There is a similar system for managing planets as well including both orbital development and the new surface development. This customization of planets is much deeper and a very important part of your empire building. More details at another time.


The final section of this scene shows the Exotics window. Exotics are new rare resources that are used to build the most powerful units, items, and research subjects. At the beginning of the game you can find them by excavating your planets or by capturing them from the new derelicts you find at random gravity wells. Eventually, these sources will run dry and you'll want to build Exotic Refineries to produce them on a reliable, on-demand schedule. Their build time is extremely slow, so it's worth building a few refineries to have multiple exotics building in parallel.

The Backstabber

Next, the Vasari player has moved his fleet to a retrograde asteroid. Using the Future Orbit tool (see above) he saw that it was going to fly behind one of blue's important planets at a specific time. Blue has no recent intel on the asteroid as it only just became connected to his territory. When the phase lane connection is made, red phase jumps in from behind and bombs the crap out of blue's planet. The possibility of this scenario is completely unique to Sins 2.


The Body Blocker

This scene illustrates a cool event that occurred in a developer game and is unique to Sins 2. Yellow's fleet showed up at blue's home planet before blue could get his main fleet back to defend. However, yellow couldn't finish off blue without taking out the starbase that was providing a shield around the planet.
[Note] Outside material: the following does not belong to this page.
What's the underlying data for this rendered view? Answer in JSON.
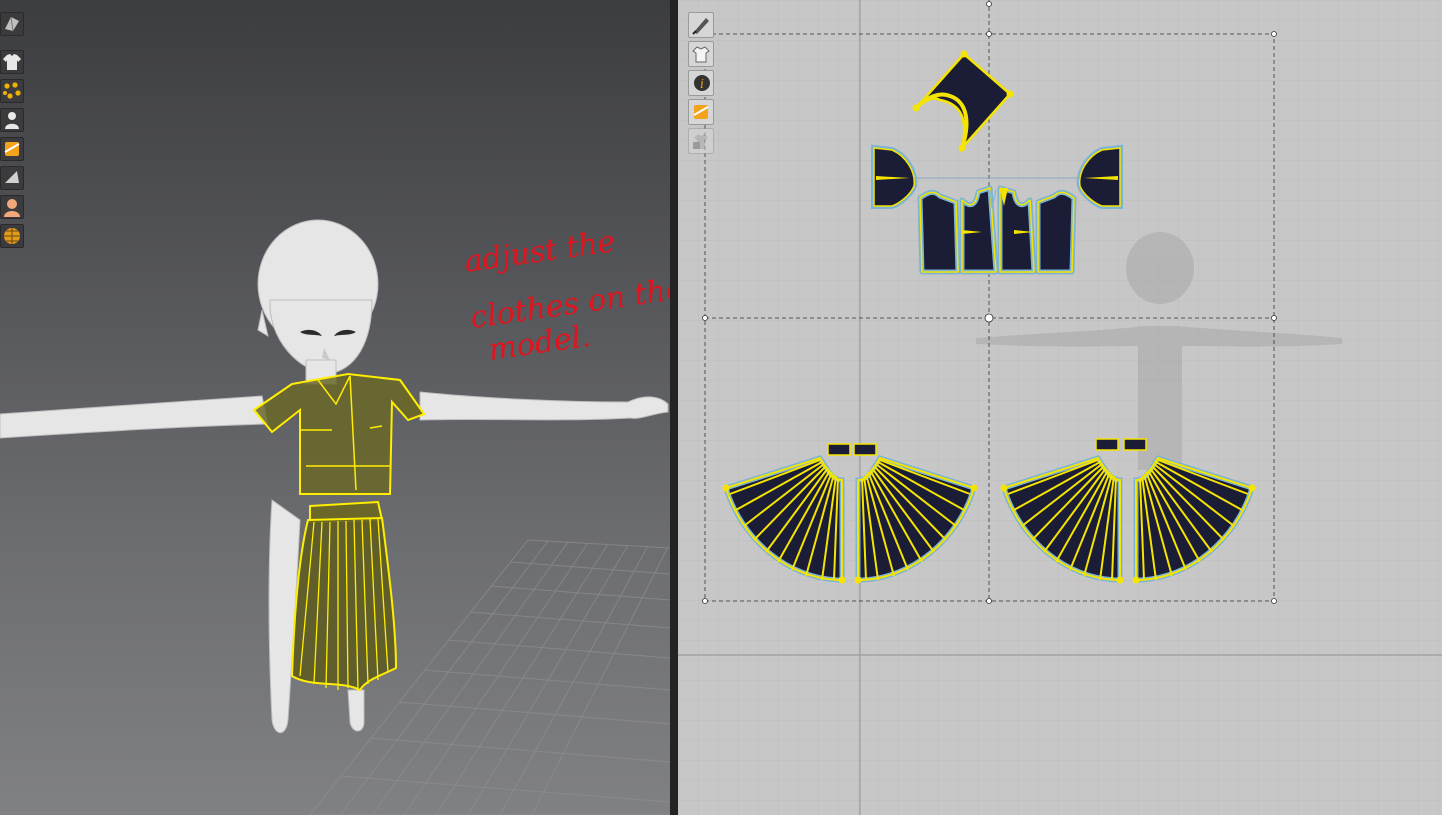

The best way to take out a starbase as TEC is to use the Ogrov torpedo cruisers (think space catapults). Blue needed to buy just a little more time for his main fleet to return and luckily he had his titan nearby. As yellow's Ogrovs fired at the starbase, blue moved his titan to 'body block' the massive torpedoes to protect the starbase (and indirectly saving the planet) while firing at the Ogrovs at the same time.


Unlike Sins: Rebellion, Sins 2 missiles and torpedoes are fully simulated (not just effects), and just one part of a much deeper combat model that allows for a lot of really fun and creative tactics.
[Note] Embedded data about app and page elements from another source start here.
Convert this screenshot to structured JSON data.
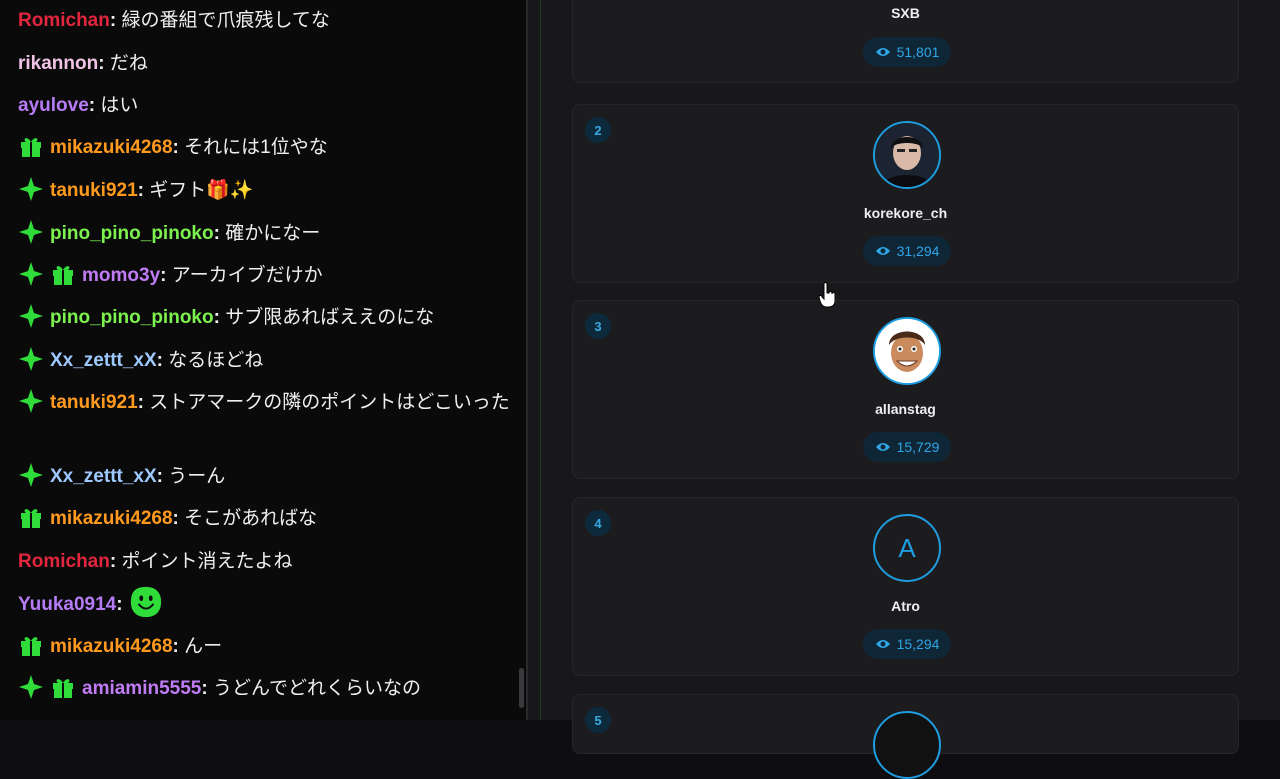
{
  "chat": {
    "messages": [
      {
        "user": "Romichan",
        "color": "#e3263d",
        "badges": [],
        "text": "緑の番組で爪痕残してな"
      },
      {
        "user": "rikannon",
        "color": "#f1c4e6",
        "badges": [],
        "text": "だね"
      },
      {
        "user": "ayulove",
        "color": "#b67cf5",
        "badges": [],
        "text": "はい"
      },
      {
        "user": "mikazuki4268",
        "color": "#ff9a1f",
        "badges": [
          "gift-icon"
        ],
        "text": "それには1位やな"
      },
      {
        "user": "tanuki921",
        "color": "#ff9a1f",
        "badges": [
          "sparkle-icon"
        ],
        "text": "ギフト🎁✨"
      },
      {
        "user": "pino_pino_pinoko",
        "color": "#7cf24f",
        "badges": [
          "sparkle-icon"
        ],
        "text": "確かになー"
      },
      {
        "user": "momo3y",
        "color": "#c07cf5",
        "badges": [
          "sparkle-icon",
          "gift-icon"
        ],
        "text": "アーカイブだけか"
      },
      {
        "user": "pino_pino_pinoko",
        "color": "#7cf24f",
        "badges": [
          "sparkle-icon"
        ],
        "text": "サブ限あればええのにな"
      },
      {
        "user": "Xx_zettt_xX",
        "color": "#9ec9ff",
        "badges": [
          "sparkle-icon"
        ],
        "text": "なるほどね"
      },
      {
        "user": "tanuki921",
        "color": "#ff9a1f",
        "badges": [
          "sparkle-icon"
        ],
        "text": "ストアマークの隣のポイントはどこいった"
      },
      {
        "user": "Xx_zettt_xX",
        "color": "#9ec9ff",
        "badges": [
          "sparkle-icon"
        ],
        "text": "うーん"
      },
      {
        "user": "mikazuki4268",
        "color": "#ff9a1f",
        "badges": [
          "gift-icon"
        ],
        "text": "そこがあればな"
      },
      {
        "user": "Romichan",
        "color": "#e3263d",
        "badges": [],
        "text": "ポイント消えたよね"
      },
      {
        "user": "Yuuka0914",
        "color": "#b67cf5",
        "badges": [],
        "text": "",
        "emote": "green-smile-emote"
      },
      {
        "user": "mikazuki4268",
        "color": "#ff9a1f",
        "badges": [
          "gift-icon"
        ],
        "text": "んー"
      },
      {
        "user": "amiamin5555",
        "color": "#c07cf5",
        "badges": [
          "sparkle-icon",
          "gift-icon"
        ],
        "text": "うどんでどれくらいなの"
      }
    ]
  },
  "leaderboard": {
    "accent": "#1e9de0",
    "entries": [
      {
        "rank": "",
        "name": "SXB",
        "views": "51,801"
      },
      {
        "rank": "2",
        "name": "korekore_ch",
        "views": "31,294",
        "avatar": "person-avatar"
      },
      {
        "rank": "3",
        "name": "allanstag",
        "views": "15,729",
        "avatar": "cartoon-avatar"
      },
      {
        "rank": "4",
        "name": "Atro",
        "views": "15,294",
        "avatar_letter": "A"
      },
      {
        "rank": "5",
        "name": "",
        "views": ""
      }
    ]
  }
}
The Missile Screen

A group of vulnerable yellow ships are being torn to pieces by enemy missiles. Yellow then places a wall of Garda flak frigates in front of the vulnerable ships using a 'wide' formation to get maximum coverage. They proceed to start picking off all the incoming missiles rendering the enemy long range cruisers useless.
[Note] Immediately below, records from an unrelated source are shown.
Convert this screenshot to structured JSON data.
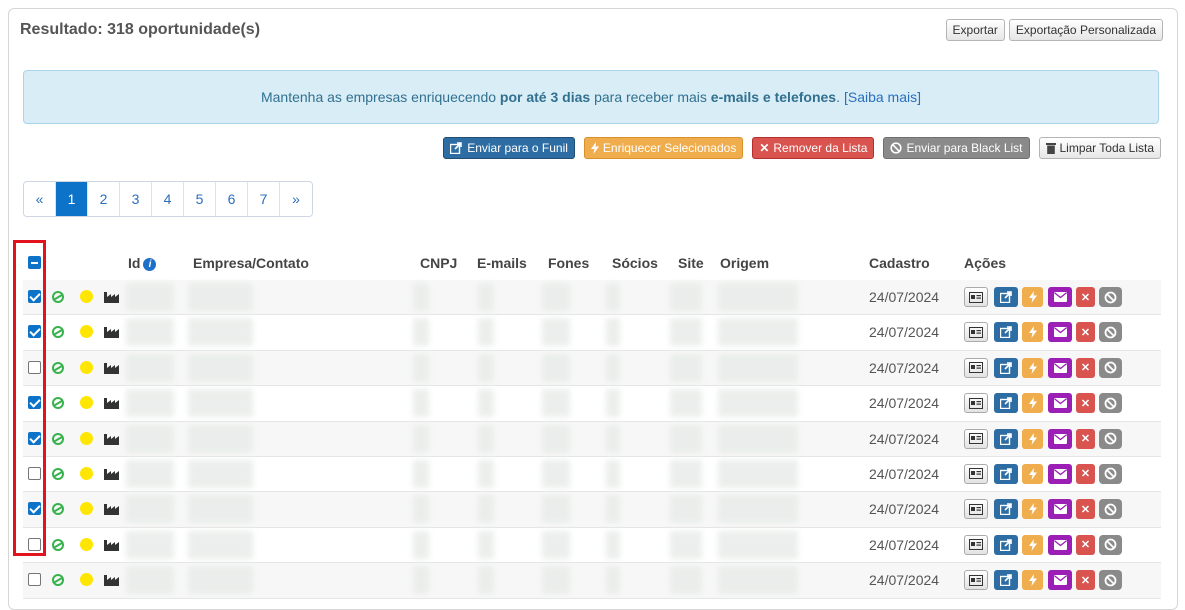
{
  "header": {
    "title": "Resultado: 318 oportunidade(s)",
    "export_label": "Exportar",
    "custom_export_label": "Exportação Personalizada"
  },
  "alert": {
    "text_before": "Mantenha as empresas enriquecendo",
    "bold1": "por até 3 dias",
    "text_middle": "para receber mais",
    "bold2": "e-mails e telefones",
    "text_after": ".",
    "link": "[Saiba mais]"
  },
  "bulk_actions": {
    "funnel": "Enviar para o Funil",
    "enrich": "Enriquecer Selecionados",
    "remove": "Remover da Lista",
    "blacklist": "Enviar para Black List",
    "clear": "Limpar Toda Lista"
  },
  "pagination": [
    "«",
    "1",
    "2",
    "3",
    "4",
    "5",
    "6",
    "7",
    "»"
  ],
  "pagination_active": "1",
  "table": {
    "headers": {
      "id": "Id",
      "company": "Empresa/Contato",
      "cnpj": "CNPJ",
      "emails": "E-mails",
      "phones": "Fones",
      "partners": "Sócios",
      "site": "Site",
      "origin": "Origem",
      "created": "Cadastro",
      "actions": "Ações"
    },
    "rows": [
      {
        "checked": true,
        "date": "24/07/2024"
      },
      {
        "checked": true,
        "date": "24/07/2024"
      },
      {
        "checked": false,
        "date": "24/07/2024"
      },
      {
        "checked": true,
        "date": "24/07/2024"
      },
      {
        "checked": true,
        "date": "24/07/2024"
      },
      {
        "checked": false,
        "date": "24/07/2024"
      },
      {
        "checked": true,
        "date": "24/07/2024"
      },
      {
        "checked": false,
        "date": "24/07/2024"
      },
      {
        "checked": false,
        "date": "24/07/2024"
      }
    ]
  },
  "icons": {
    "status_ok": "green-status-icon",
    "status_pending": "yellow-dot-icon",
    "type": "factory-icon",
    "row_actions": [
      "contact-card-icon",
      "share-icon",
      "bolt-icon",
      "envelope-icon",
      "close-icon",
      "ban-icon"
    ]
  },
  "colors": {
    "primary": "#0d73c9",
    "alert_bg": "#d9edf7",
    "highlight": "#e1141e"
  }
}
If you watch the close up you can see how fast the four point defense turrets rotate and fire to take the missiles down. This is a nice contrast to the big slow gauss turrets I spoke about earlier.

The Sins 2 Garda not only has tighter integration with the combat model with its simulated flak turrets, but it can also be upgraded to have a light autocannon turret to help deal with corvettes.


In the previous scene blue's titan could have purchased a custom item to add point defense guns. These would have helped him handle at least a few of those torpedoes (although they are much tougher to take down than missiles) without having to take as much hull damage.

The Last Stand

The red Vasari fleet has finally arrived at the blue TEC player's home planet. As blue brings his fleet around the planet you can see a battle already raging in the distance. Blue finally brings his fleet into range and engages red in a small/medium sized battle, destroys him, and even takes down his titan.


Sins 2 combat offers all the pew-pew you could ask for: dynamic lighting, more weapons fire, customizable units, deeper combat mechanics, and more. Best of all, combat runs super smooth - that's the benefit of a 64-bit engine that can use every CPU core you have.


Sins 2 provides players with new and exciting gameplay moments and experiences that they can't get anywhere else, including Sins: Rebellion, and it does this without ruining a winning formula. This trailer break-down is only the surface of the detail of what makes Sins 2 unique. We'll be diving into more detail over the next few months.

For more gameplay information you can check out more details here: